Although summer polls suggested Georgia might lose its red state-reign this 2016 election year, political experts agree that Georgia is not becoming blue, but is on a path toward purple.
In more recent peach state polls, Republican nominee, Donald Trump, has only been able to garner a very moderate GOP hold in Georgia, which is rare considering the state has not voted Democratic in almost 25 years. In fact, Georgia has only voted for two Democratic presidential candidates in the past 40 years: Bill Clinton back in 1992 and its very own Jimmy Carter in 1976 and 1980. Barry Hollander, a professor at the University of Georgia, teaching an undergraduate course on public opinion, believes Trump’s continuous, controversial remarks might explain why Georgia seems to be swinging this election cycle.

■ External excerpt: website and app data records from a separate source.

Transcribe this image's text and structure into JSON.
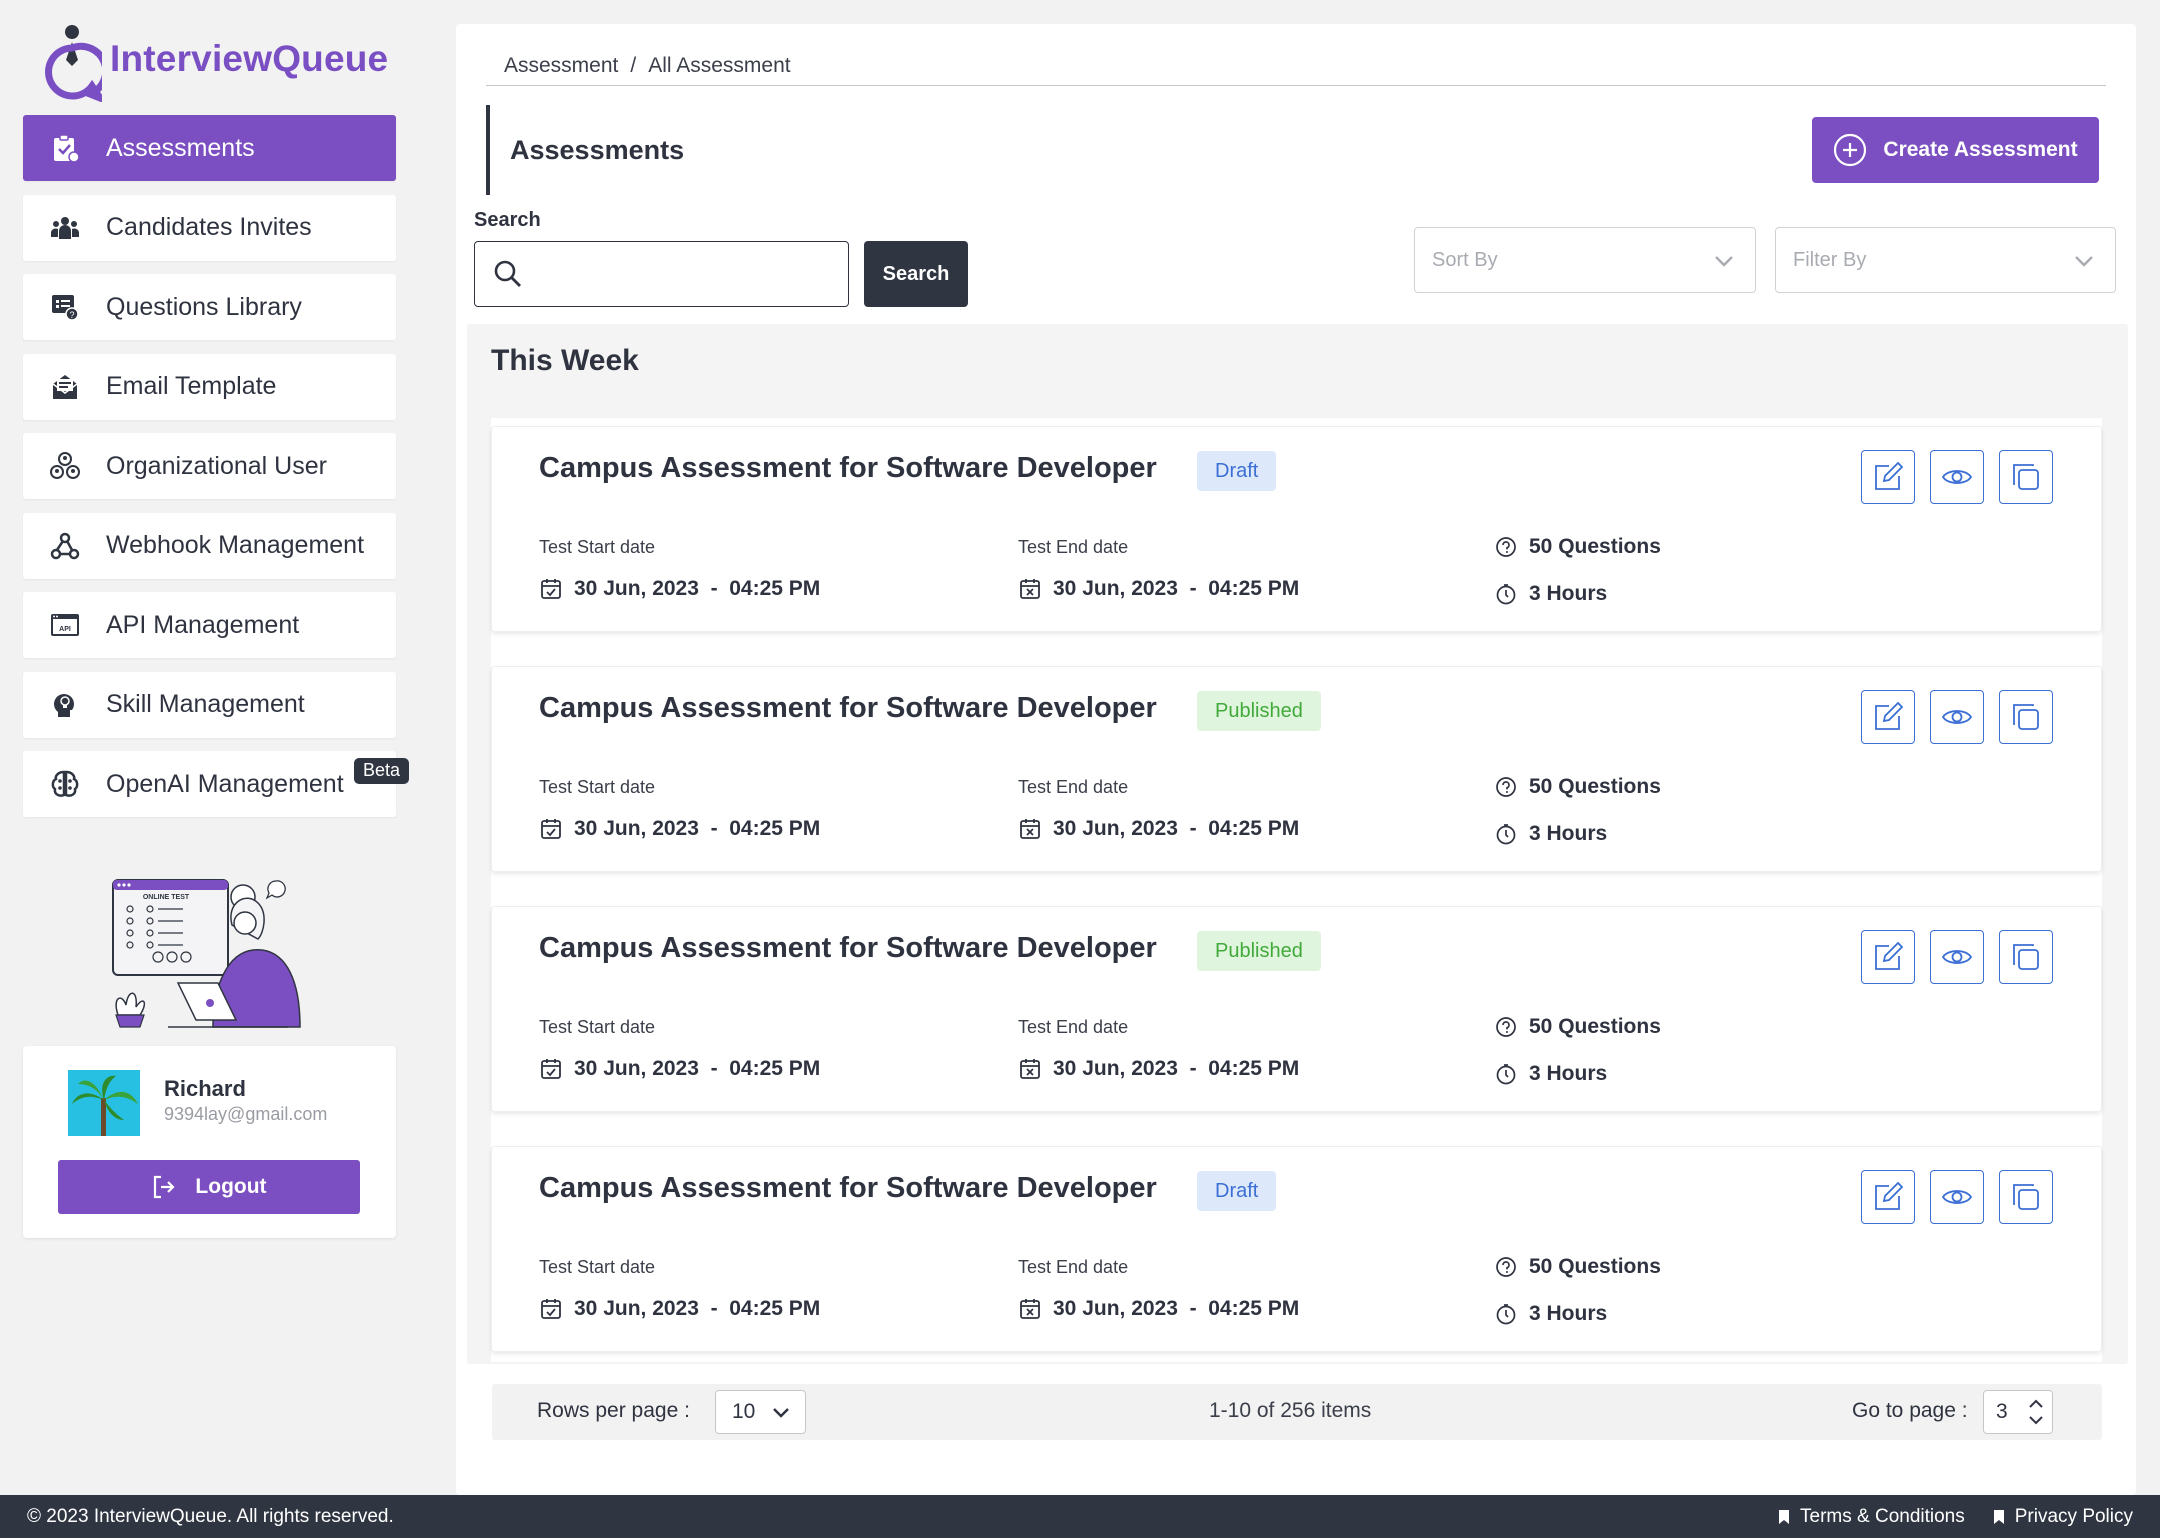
{
  "app": {
    "name": "InterviewQueue"
  },
  "colors": {
    "brand": "#7b4fc1",
    "dark": "#2f3541",
    "draft": "#3c6fd4",
    "published": "#42a93b"
  },
  "sidebar": {
    "items": [
      {
        "label": "Assessments",
        "icon": "clipboard-icon",
        "active": true
      },
      {
        "label": "Candidates Invites",
        "icon": "users-icon"
      },
      {
        "label": "Questions Library",
        "icon": "question-list-icon"
      },
      {
        "label": "Email Template",
        "icon": "envelope-icon"
      },
      {
        "label": "Organizational User",
        "icon": "org-users-icon"
      },
      {
        "label": "Webhook Management",
        "icon": "webhook-icon"
      },
      {
        "label": "API Management",
        "icon": "api-icon"
      },
      {
        "label": "Skill Management",
        "icon": "bulb-head-icon"
      },
      {
        "label": "OpenAI Management",
        "icon": "brain-icon",
        "badge": "Beta"
      }
    ],
    "illustration": {
      "caption": "ONLINE TEST"
    }
  },
  "user": {
    "name": "Richard",
    "email": "9394lay@gmail.com",
    "logout_label": "Logout"
  },
  "breadcrumb": {
    "root": "Assessment",
    "separator": "/",
    "current": "All Assessment"
  },
  "page": {
    "title": "Assessments",
    "create_label": "Create Assessment"
  },
  "search": {
    "label": "Search",
    "value": "",
    "button_label": "Search"
  },
  "sort": {
    "placeholder": "Sort By"
  },
  "filter": {
    "placeholder": "Filter By"
  },
  "group": {
    "title": "This Week"
  },
  "labels": {
    "start": "Test Start date",
    "end": "Test End date"
  },
  "assessments": [
    {
      "title": "Campus Assessment for Software Developer",
      "status": "Draft",
      "status_type": "draft",
      "start": "30 Jun, 2023  -  04:25 PM",
      "end": "30 Jun, 2023  -  04:25 PM",
      "questions": "50 Questions",
      "duration": "3 Hours"
    },
    {
      "title": "Campus Assessment for Software Developer",
      "status": "Published",
      "status_type": "published",
      "start": "30 Jun, 2023  -  04:25 PM",
      "end": "30 Jun, 2023  -  04:25 PM",
      "questions": "50 Questions",
      "duration": "3 Hours"
    },
    {
      "title": "Campus Assessment for Software Developer",
      "status": "Published",
      "status_type": "published",
      "start": "30 Jun, 2023  -  04:25 PM",
      "end": "30 Jun, 2023  -  04:25 PM",
      "questions": "50 Questions",
      "duration": "3 Hours"
    },
    {
      "title": "Campus Assessment for Software Developer",
      "status": "Draft",
      "status_type": "draft",
      "start": "30 Jun, 2023  -  04:25 PM",
      "end": "30 Jun, 2023  -  04:25 PM",
      "questions": "50 Questions",
      "duration": "3 Hours"
    }
  ],
  "pagination": {
    "rows_label": "Rows per page :",
    "rows_value": "10",
    "summary": "1-10 of 256 items",
    "goto_label": "Go to page :",
    "goto_value": "3"
  },
  "footer": {
    "copyright": "© 2023 InterviewQueue. All rights reserved.",
    "terms": "Terms & Conditions",
    "privacy": "Privacy Policy"
  }
}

“The easy answer is Trump,” Hollander said. “It’s like barnacles on the bottom of the ship that accumulate and slow down that boat. Trump has all these barnacles growing on his campaign, the things he’s said, the people he’s pissed off, that is hurting him among enough traditional Republican voters that he’s doing less well than he should be.”
Trump’s contentious remarks about women, race, and religion have even caused Republicans such George W. Bush and John McCain to withdraw their support. However, data has shown there might be more to the equation than just Trump himself. According to a PEW Research Center study, Georgia’s demographics are changing, and point to a steady increase in the state’s minority populations, all of whom tend to vote more liberally. Jamie Carson, a political science professor at the University of Georgia who specializes in American politics, does not expect to see these demographic shifts mirrored in the voting booth. The issue, he explained, is that the demographics of the state are actually quite different than the voters of the state.

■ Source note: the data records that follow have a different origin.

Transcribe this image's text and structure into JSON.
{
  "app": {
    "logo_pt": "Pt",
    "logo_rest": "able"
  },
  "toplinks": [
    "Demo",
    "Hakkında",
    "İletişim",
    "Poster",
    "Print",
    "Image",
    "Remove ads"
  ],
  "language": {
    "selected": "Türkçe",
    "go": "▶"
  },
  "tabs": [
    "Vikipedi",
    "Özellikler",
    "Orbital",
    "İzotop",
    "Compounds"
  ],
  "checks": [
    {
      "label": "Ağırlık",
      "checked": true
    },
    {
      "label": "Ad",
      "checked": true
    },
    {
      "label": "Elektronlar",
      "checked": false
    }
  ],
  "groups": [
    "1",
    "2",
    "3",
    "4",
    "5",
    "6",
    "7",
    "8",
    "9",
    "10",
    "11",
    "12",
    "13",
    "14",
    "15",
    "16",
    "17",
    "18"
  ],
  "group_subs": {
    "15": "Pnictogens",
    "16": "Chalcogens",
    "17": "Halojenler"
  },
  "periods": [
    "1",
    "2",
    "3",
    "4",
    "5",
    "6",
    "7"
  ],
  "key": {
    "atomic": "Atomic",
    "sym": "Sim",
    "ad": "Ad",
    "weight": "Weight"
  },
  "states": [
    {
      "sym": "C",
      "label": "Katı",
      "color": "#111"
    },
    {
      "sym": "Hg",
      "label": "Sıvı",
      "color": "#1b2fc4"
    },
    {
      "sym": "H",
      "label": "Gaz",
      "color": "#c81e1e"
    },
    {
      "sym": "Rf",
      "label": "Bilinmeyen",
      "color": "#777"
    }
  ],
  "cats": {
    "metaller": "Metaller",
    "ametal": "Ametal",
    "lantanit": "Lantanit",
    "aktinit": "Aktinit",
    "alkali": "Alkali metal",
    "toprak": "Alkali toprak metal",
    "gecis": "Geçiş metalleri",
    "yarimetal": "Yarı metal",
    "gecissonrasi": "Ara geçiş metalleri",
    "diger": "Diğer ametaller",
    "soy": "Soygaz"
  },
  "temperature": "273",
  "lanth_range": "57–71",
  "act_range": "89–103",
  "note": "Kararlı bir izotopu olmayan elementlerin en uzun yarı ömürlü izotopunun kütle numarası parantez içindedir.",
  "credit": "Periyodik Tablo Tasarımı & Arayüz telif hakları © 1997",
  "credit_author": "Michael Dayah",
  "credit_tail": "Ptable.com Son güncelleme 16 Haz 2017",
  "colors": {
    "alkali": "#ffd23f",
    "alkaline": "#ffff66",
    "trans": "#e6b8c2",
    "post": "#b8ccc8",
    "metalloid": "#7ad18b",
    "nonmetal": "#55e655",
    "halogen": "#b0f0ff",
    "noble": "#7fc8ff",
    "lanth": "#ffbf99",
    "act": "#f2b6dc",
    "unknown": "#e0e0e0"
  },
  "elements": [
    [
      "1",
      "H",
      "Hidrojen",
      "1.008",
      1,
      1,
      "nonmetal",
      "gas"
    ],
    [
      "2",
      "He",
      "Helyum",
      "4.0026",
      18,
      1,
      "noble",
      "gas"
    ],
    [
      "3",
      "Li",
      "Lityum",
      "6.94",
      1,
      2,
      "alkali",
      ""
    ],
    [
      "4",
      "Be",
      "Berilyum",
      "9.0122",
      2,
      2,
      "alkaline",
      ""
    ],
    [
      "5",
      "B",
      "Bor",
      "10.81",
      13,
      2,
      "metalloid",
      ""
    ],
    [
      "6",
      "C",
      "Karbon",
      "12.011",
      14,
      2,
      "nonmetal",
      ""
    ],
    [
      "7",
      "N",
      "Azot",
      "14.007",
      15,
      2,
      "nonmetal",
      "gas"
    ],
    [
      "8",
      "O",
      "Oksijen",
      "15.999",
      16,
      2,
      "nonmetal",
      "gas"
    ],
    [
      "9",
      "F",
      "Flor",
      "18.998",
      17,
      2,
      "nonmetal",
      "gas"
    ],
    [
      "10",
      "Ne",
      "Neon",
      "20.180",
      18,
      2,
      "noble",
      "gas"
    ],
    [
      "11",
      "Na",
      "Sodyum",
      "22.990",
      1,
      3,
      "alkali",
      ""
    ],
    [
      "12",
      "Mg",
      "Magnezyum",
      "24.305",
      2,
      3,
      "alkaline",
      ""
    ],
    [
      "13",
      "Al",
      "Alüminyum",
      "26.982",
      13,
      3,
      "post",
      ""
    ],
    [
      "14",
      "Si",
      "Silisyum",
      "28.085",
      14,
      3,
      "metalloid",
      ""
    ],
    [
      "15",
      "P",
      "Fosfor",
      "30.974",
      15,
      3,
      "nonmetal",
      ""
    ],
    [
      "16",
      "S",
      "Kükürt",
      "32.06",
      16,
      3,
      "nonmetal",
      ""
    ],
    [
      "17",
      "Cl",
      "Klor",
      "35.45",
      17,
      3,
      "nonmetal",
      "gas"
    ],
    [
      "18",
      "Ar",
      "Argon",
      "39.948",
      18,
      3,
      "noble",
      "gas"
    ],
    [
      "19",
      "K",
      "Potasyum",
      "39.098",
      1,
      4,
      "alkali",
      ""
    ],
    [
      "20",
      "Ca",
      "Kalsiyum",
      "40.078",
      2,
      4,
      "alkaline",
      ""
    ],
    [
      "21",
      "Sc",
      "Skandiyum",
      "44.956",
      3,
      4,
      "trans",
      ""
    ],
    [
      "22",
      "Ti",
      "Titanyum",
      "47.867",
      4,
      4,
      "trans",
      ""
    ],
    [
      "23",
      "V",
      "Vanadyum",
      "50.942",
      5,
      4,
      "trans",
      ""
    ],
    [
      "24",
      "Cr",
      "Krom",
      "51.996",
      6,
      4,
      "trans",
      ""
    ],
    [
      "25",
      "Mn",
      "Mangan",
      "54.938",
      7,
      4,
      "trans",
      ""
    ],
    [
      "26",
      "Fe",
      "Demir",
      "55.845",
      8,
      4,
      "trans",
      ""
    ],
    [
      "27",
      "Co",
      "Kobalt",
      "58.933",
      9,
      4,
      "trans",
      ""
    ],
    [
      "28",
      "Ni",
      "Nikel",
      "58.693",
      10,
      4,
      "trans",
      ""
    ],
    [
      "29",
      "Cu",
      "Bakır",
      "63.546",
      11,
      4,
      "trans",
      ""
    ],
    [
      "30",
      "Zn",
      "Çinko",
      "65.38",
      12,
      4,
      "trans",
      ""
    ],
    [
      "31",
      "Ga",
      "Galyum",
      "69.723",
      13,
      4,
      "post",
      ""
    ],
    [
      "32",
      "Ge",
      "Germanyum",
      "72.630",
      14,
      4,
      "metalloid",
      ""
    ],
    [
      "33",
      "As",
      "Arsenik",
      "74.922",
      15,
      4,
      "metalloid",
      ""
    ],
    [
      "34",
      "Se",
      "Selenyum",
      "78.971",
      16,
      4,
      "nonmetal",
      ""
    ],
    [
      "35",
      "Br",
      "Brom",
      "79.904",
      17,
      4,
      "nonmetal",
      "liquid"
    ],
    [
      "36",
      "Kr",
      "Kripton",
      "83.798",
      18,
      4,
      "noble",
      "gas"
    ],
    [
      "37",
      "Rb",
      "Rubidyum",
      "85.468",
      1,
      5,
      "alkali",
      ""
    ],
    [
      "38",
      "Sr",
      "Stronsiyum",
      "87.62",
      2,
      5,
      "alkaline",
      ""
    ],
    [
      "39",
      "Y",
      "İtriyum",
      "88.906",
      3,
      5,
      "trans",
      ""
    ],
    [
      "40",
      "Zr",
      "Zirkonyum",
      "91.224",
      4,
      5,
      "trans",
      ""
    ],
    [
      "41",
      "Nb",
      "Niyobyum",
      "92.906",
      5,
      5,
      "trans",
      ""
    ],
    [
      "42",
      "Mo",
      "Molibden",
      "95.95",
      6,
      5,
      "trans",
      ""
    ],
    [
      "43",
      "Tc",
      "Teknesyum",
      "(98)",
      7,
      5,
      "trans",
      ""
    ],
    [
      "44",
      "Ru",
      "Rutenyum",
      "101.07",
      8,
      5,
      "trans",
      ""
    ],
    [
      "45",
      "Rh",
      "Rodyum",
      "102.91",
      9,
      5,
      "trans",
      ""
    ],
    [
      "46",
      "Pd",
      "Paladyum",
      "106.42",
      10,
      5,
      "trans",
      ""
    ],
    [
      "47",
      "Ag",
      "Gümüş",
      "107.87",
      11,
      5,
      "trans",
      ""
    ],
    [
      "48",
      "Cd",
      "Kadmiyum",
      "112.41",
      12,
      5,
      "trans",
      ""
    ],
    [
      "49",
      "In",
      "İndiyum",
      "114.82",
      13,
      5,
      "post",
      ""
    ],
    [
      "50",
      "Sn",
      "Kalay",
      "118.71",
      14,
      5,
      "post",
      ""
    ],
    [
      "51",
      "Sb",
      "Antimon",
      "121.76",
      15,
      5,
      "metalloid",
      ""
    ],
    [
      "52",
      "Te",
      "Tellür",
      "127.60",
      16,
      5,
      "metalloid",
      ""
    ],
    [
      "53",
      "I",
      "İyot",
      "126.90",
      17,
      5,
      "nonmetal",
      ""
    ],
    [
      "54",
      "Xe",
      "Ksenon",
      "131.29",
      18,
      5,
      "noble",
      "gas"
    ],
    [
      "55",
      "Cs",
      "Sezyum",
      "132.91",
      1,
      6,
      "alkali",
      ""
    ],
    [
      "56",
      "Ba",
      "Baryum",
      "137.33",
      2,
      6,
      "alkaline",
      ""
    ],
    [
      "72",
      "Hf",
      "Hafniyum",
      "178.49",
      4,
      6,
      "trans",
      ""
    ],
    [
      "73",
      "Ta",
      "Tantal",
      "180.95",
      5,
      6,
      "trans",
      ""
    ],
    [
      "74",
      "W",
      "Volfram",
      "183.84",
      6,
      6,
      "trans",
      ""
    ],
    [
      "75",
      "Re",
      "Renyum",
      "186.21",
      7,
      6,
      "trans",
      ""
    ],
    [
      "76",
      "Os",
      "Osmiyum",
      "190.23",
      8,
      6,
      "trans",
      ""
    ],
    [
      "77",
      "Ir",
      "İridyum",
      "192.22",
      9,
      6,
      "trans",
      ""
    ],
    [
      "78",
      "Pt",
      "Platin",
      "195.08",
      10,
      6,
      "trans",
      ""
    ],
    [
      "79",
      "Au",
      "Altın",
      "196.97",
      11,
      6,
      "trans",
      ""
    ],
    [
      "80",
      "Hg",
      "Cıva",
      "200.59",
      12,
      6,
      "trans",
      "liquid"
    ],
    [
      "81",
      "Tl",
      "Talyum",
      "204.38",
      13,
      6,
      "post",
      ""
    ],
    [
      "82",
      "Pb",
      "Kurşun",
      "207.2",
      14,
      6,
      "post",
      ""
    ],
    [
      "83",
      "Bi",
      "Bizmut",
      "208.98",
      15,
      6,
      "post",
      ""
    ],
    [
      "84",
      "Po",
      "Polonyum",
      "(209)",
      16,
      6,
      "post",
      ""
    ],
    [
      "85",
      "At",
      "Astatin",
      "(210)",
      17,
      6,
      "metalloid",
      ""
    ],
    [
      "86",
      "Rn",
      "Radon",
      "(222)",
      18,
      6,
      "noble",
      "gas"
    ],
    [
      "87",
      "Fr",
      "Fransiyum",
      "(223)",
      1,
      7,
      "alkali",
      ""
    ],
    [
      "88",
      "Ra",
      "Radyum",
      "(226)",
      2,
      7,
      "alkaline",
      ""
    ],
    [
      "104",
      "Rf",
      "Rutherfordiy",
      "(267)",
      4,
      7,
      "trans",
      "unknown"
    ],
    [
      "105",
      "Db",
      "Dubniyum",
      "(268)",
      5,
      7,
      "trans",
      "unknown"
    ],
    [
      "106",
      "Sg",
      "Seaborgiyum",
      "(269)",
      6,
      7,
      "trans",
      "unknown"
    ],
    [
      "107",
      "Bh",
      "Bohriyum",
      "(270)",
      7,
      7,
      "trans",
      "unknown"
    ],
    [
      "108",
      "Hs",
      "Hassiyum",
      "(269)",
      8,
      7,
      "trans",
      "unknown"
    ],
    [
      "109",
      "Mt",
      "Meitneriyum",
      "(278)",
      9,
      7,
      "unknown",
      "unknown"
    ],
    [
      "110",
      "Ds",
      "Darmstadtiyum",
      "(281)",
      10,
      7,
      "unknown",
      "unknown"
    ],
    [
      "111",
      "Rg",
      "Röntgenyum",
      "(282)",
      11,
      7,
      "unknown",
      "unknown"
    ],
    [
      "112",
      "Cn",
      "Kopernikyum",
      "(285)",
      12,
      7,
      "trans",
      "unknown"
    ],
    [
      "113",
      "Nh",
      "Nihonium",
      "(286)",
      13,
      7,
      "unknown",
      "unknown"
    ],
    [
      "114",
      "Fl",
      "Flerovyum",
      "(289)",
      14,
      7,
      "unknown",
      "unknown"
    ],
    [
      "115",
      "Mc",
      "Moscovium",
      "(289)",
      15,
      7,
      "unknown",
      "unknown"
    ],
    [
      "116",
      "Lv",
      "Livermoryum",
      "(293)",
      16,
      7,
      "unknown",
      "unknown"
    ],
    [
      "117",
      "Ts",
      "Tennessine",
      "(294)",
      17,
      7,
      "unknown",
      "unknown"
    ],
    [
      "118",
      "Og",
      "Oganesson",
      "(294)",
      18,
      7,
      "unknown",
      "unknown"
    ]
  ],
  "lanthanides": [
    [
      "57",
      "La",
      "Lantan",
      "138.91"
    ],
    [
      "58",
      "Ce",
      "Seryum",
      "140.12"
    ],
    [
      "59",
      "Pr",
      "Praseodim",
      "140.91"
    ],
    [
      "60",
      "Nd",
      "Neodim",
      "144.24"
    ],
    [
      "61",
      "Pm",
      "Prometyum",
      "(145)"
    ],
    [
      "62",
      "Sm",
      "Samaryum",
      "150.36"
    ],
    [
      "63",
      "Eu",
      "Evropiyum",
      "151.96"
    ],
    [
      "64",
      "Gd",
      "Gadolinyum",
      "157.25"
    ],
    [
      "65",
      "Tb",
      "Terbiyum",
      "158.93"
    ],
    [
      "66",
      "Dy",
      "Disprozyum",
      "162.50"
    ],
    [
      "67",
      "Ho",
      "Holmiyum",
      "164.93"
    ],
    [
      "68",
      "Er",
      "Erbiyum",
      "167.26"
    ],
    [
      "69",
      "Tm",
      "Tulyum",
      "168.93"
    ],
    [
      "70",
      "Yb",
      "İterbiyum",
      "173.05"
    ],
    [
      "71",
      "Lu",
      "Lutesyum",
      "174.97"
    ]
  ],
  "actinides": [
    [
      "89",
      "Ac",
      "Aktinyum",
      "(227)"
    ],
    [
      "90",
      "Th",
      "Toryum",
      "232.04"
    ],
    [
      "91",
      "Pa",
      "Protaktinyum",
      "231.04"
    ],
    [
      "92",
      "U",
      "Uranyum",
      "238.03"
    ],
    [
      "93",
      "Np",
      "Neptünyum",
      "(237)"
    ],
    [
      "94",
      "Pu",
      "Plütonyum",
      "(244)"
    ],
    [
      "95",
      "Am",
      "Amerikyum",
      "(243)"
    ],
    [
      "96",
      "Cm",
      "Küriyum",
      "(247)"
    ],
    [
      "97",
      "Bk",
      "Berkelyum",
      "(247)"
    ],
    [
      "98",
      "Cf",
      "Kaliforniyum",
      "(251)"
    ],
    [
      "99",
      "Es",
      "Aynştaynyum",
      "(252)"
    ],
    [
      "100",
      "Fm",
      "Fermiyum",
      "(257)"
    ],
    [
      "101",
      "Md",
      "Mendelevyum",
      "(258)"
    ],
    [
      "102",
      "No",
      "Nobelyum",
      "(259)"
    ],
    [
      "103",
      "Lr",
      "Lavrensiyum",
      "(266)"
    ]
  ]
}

“Demographics are improving for the Democrats, but turnout still reflects more of a Republican pattern,” Dr. Carson said. “You’d have to increase voter registration rates and participation rates among African Americans and Hispanics…and then they all have to turn out.”
In fact, Ryan Williamson, a PhD candidate studying American elections at the University of Georgia, said that lower income voters, minority voters, and younger voters are all significantly less likely to show up at the polls than their more conservative counterparts. However, he still believes that these demographic shifts could mix Georgia’s red and blue voters together in 2016.
“Demographic shifts are contributing to a more purple-ish GA,” Williamson admitted. “But that appearance is being exaggerated by the presence of Trump. I don’t know that we’d see that close of a race with a more popular Republican candidate.”
Both Williamson and Carson believe the peach state is still at least decade or two away from being a true swing state like that of Florida or North Carolina. The two agree demographic shifts take years to happen, let alone for them to change the entire outcome of a presidential election.